Two High-rated Hospital Readmission Reduction Programs

When you see the term hospital readmission, it is quite eponymous. This doesn’t mean that the concept of its implementation is a simple linear process. It can get quite complicated.In defining the term, we can say that hospital readmission is the situation where a patient is readmitted to a hospital after he/she has been discharged for the same reason or for a related medical issue- not for a related medical issue. Sometimes patients get cured of their initial illness but pick up a new one in the hospital and this causes them to get readmitted. Scary I know. Hospitals constantly seek to reduce their rate of readmissions for more reason than one. This is true but the crux of the matter is that readmissions can be expensive – both for patients and for the hospital. For one, Medicare penalizes hospitals when they don’t meet readmission benchmarks. This has caused hospitals to constantly implement different Readmission Reduction Programs. Although hospitals reduced avoidable readmissions for Medicare patients by about 100,000 in 2015, and by a total of 565,000 since 2010, there’s still much room for improvement. The federal government has estimated the annual cost of Medicare readmissions to be $26 billion per year with $17 billion of that considered avoidable. Below we discuss two Readmission Reduction Programs that hospitals have implemented in the past to help

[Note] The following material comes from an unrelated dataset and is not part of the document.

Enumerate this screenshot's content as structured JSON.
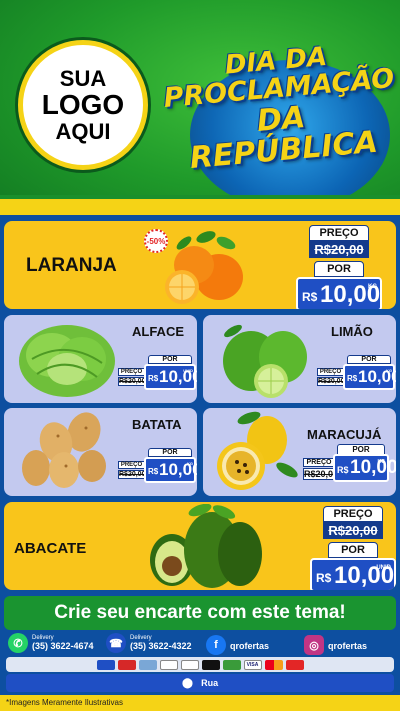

Reducing Heart Failure
Readmissions with an
EDW and Analytics

Heart failure is one of the highest causes of hospital readmission hence the specific focus on it. From improved reports to driving improvements, the benefits of an EDW and analytics applications are many. In fact, one large health system reduced heart failure readmissions by using an EDW as a foundation for its advanced analytics applications.

Some  outlined specific interventions based on best practices that would move hospitals toward their goal of reducing readmissions were:

Medication reconciliation

Within 48 hours of discharge, a physician reviews a list of the patient’s medications with explicit instructions to the patient about how to properly take them.

Post-discharge appointments

Before being discharged, nurses schedule patients for follow-up care. When possible, patients at high risk for readmission are scheduled to be seen within seven days of discharge.

Post-discharge phone calls

Within a specified timeframe following discharge, a member of the care team calls patients to assess their condition and answer any questions. An integrated dashboard was created in the healthcare EDW platform for each of the three interventions. This enabled clinicians and administrators to track where the interventions were being applied. They could also track the impact the changes were having on readmissions. Even more, the EDW and analytics applications allowed the team to assess the impact of the interventions on costs and patient satisfaction.

Preventing Surgical
Site Infections

This is a smart approach, as a 2015 study published in the Journal of the American Medical Association found that surgical site infections are the most common reason for hospital readmissions. A good example of this is the case of New England Baptist Hospital. New England Baptist started with the hospital’s wound care committee, which includes eight nurses who were certified in wound care as well as one surgeon. The team researched the best dressing supplies and studied how often wound dressings were being changed and by whom.The team discovered a great deal of variability in how patients’ wounds were being dressed, related to the use of proper hand hygiene, the appropriate use of tape, and the different providers who were actually dressing patients’ wounds. The team found that dressings were being changed by a physician assistant or a nurse, which meant that many people were picking up a dressing and looking at a wound, which increased the chances of variability. The hospital’s current protocol then involved dressings that were only changed once before the patient was discharged, and some weren’t changed at all. If the dressing is changed, it must be changed by a nurse who follows the appropriate protocols. Patients can then remove the dressing at the appropriate time once they get home.

As a result, fewer staff members are touching patients’ wounds and wounds had less exposure to the environment, which meant fewer infections. The wound care team also educated the entire clinical team about wound care protocols twice a year to increase awareness.